Explained Statebox Visual Process
For all the hype around the concept of smart contracts, it’s not often that we get an opportunity to learn about them from a real expert. For Bitcoin Wednesday on 3 October, 2018, Jelle Herold, the CEO of Statebox, will present what he calls “the first public demo” of the Statebox visual process language along with many of its advantages. Those who attended Bitcoin Wednesday on 2 August, 2017, will recall Jelle’s excellent early demo of modelling smart contracts using the Statebox process language that he created. In this repeat appearance, we’ll see how much the project has progressed over the past year.

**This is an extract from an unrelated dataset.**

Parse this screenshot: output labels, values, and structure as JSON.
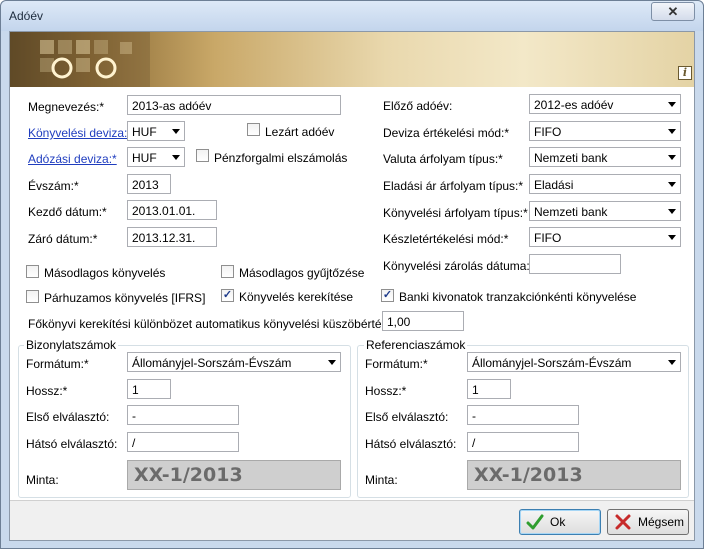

Jelle writes, “The Statebox team has been building a formally verified process language using robust mathematical principles to prevent errors, allow composability and ensure termination. Since the language is visual, it allows users to inspect the flow of the program during its execution. These properties make Statebox suitable for distributed systems, blockchains, workflow management systems, application orchestration and system architecture.”
According to Jelle, Statebox is a radically different way to build smart contracts. It is inspired by modern physics and mathematics. During his short presentation Jelle will quickly introduce Statebox and explain why we should use it. He will give a couple of examples of the basic structures of the language, including types, processes and folds. Then he will give a demo, and finally, he will talk about his plans for Statebox.

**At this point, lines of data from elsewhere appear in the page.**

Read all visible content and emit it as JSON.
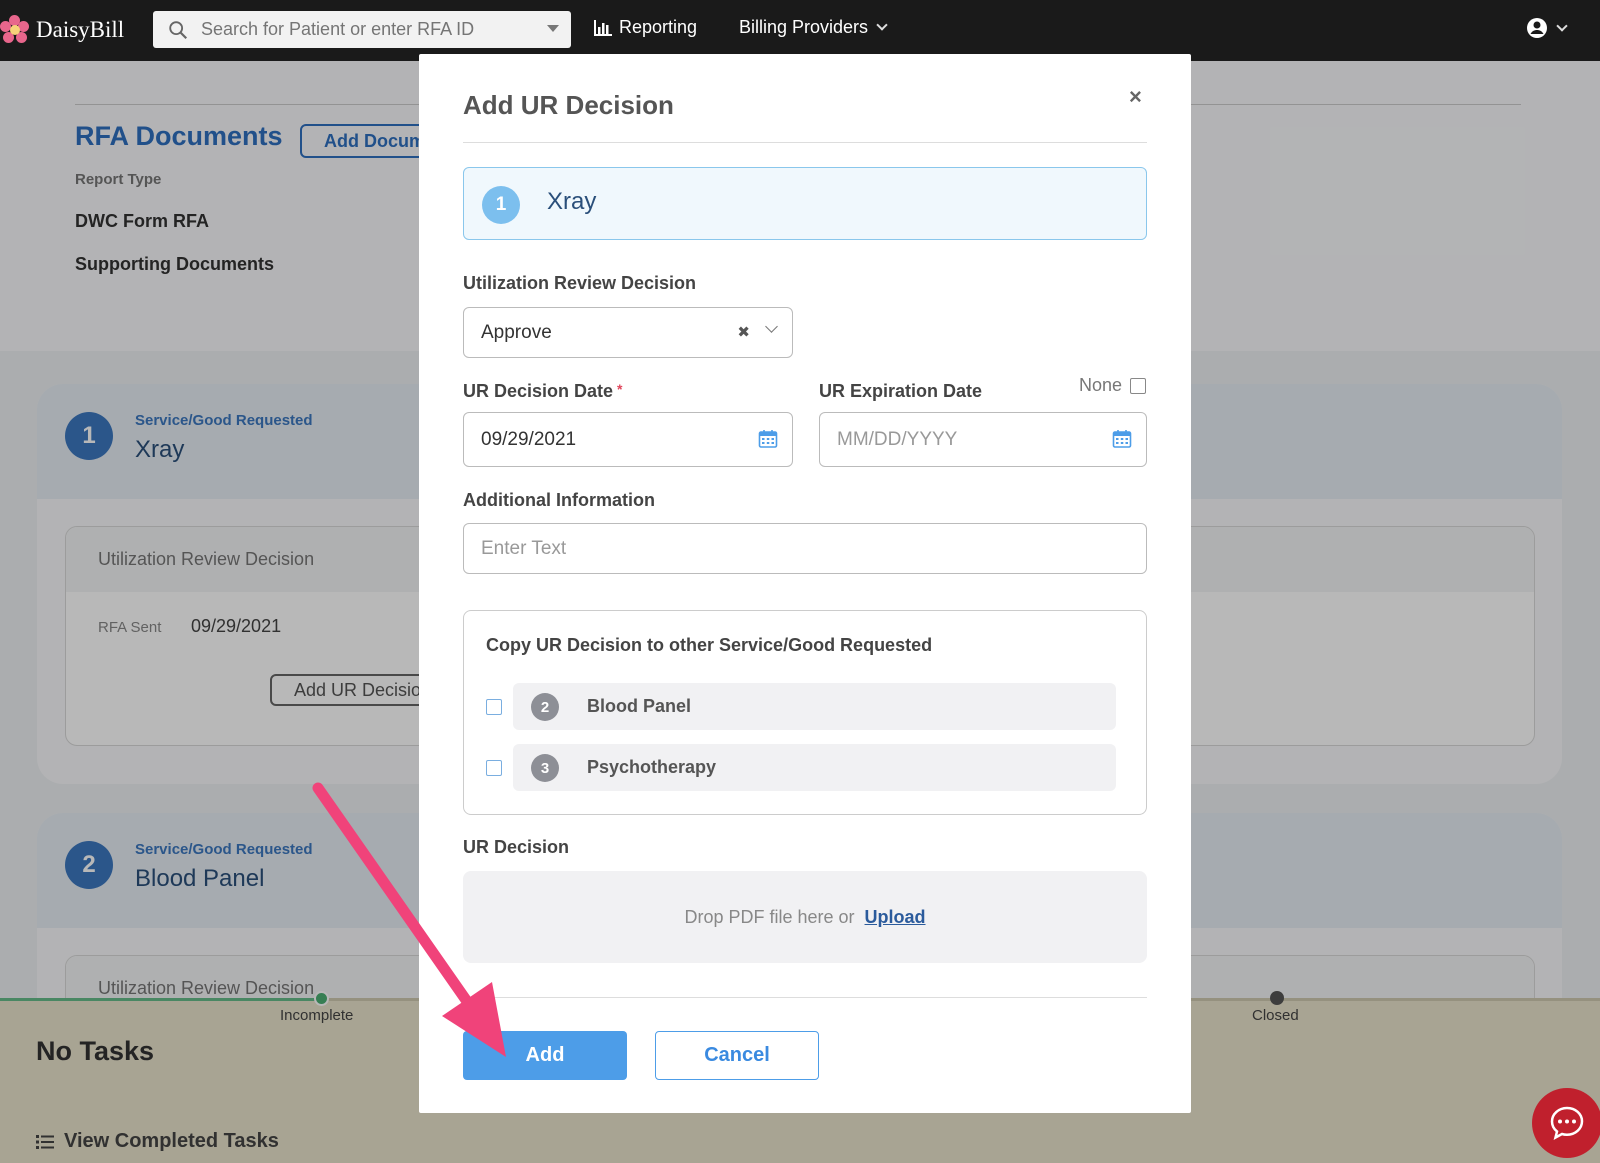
{
  "nav": {
    "brand": "DaisyBill",
    "search_placeholder": "Search for Patient or enter RFA ID",
    "reporting": "Reporting",
    "billing_providers": "Billing Providers"
  },
  "background": {
    "rfa_documents_title": "RFA Documents",
    "add_document_button": "Add Document",
    "report_type_label": "Report Type",
    "report_types": [
      "DWC Form RFA",
      "Supporting Documents"
    ],
    "services": [
      {
        "number": "1",
        "label": "Service/Good Requested",
        "name": "Xray"
      },
      {
        "number": "2",
        "label": "Service/Good Requested",
        "name": "Blood Panel"
      }
    ],
    "urd_box_title": "Utilization Review Decision",
    "urd_box_title_2": "Utilization Review Decision",
    "rfa_sent_label": "RFA Sent",
    "rfa_sent_value": "09/29/2021",
    "add_ur_button": "Add UR Decision",
    "progress_incomplete": "Incomplete",
    "progress_closed": "Closed",
    "no_tasks": "No Tasks",
    "view_completed": "View Completed Tasks"
  },
  "modal": {
    "title": "Add UR Decision",
    "close": "×",
    "service": {
      "number": "1",
      "name": "Xray"
    },
    "ur_decision_label": "Utilization Review Decision",
    "ur_decision_value": "Approve",
    "ur_decision_date_label": "UR Decision Date",
    "required_mark": "*",
    "ur_decision_date_value": "09/29/2021",
    "ur_expiration_label": "UR Expiration Date",
    "none_label": "None",
    "ur_expiration_placeholder": "MM/DD/YYYY",
    "additional_info_label": "Additional Information",
    "additional_info_placeholder": "Enter Text",
    "copy_title": "Copy UR Decision to other Service/Good Requested",
    "copy_items": [
      {
        "number": "2",
        "name": "Blood Panel"
      },
      {
        "number": "3",
        "name": "Psychotherapy"
      }
    ],
    "ur_decision_file_label": "UR Decision",
    "drop_text": "Drop PDF file here or",
    "upload_link": "Upload",
    "add_button": "Add",
    "cancel_button": "Cancel"
  }
}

Jelle is a creative thinker and hacker with a background in art, mathematics, physics and computer science. He wrote one of the earliest smart contract implementations pre-blockchain and is the author of Statebox, a new logic-programming language for smart contracts that can be deployed across blockchains. He has a decade of experience in leading open-source software development and a degree in Artificial Intelligence from The University of Utrecht in The Netherlands. Over the last three years he has participated in and won various hackathons, such as “hack4good.”

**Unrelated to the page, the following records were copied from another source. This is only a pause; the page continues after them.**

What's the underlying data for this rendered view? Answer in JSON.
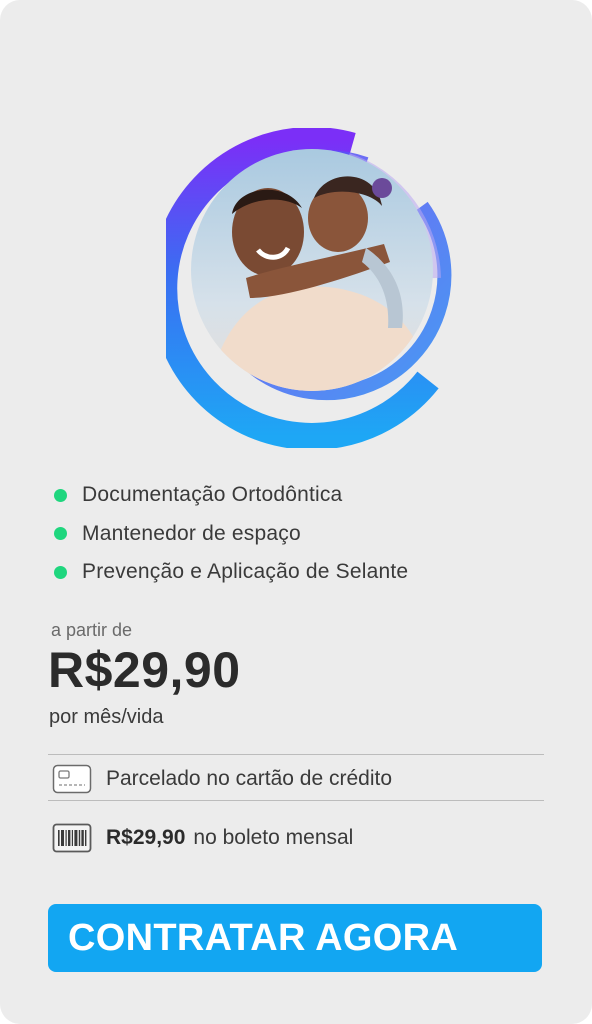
{
  "colors": {
    "card_background": "#ececec",
    "bullet": "#1fd67e",
    "cta_background": "#12a6f2",
    "cta_text": "#ffffff",
    "ring_gradient": [
      "#7b2ff7",
      "#1ea7f5"
    ]
  },
  "hero": {
    "image_alt": "Pai sorrindo carregando filha nas costas"
  },
  "features": [
    {
      "label": "Documentação Ortodôntica"
    },
    {
      "label": "Mantenedor de espaço"
    },
    {
      "label": "Prevenção e Aplicação de Selante"
    }
  ],
  "pricing": {
    "from_label": "a partir de",
    "price": "R$29,90",
    "period": "por mês/vida"
  },
  "payment_options": [
    {
      "icon": "credit-card-icon",
      "amount": "",
      "text": "Parcelado no cartão de crédito"
    },
    {
      "icon": "barcode-icon",
      "amount": "R$29,90",
      "text": "no boleto mensal"
    }
  ],
  "cta": {
    "label": "CONTRATAR AGORA"
  }
}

“Instead of text-based instructions telling a smart contract how to achieve certain behaviour,” Jelle explains, “Statebox contracts are represented as diagrams. Through these diagrams you declare what can, did and might happen to the contract.
With Statebox, end-to-end correctness proofs are a fundamental design principle, not an afterthought: the core is a mathematically clean structure that facilitates reasoning about its behaviour. Diagrams can be combined to create bigger images, preserving the properties of each of their components, such as termination guarantees. This way the contracts are easier to understand, build and inspect.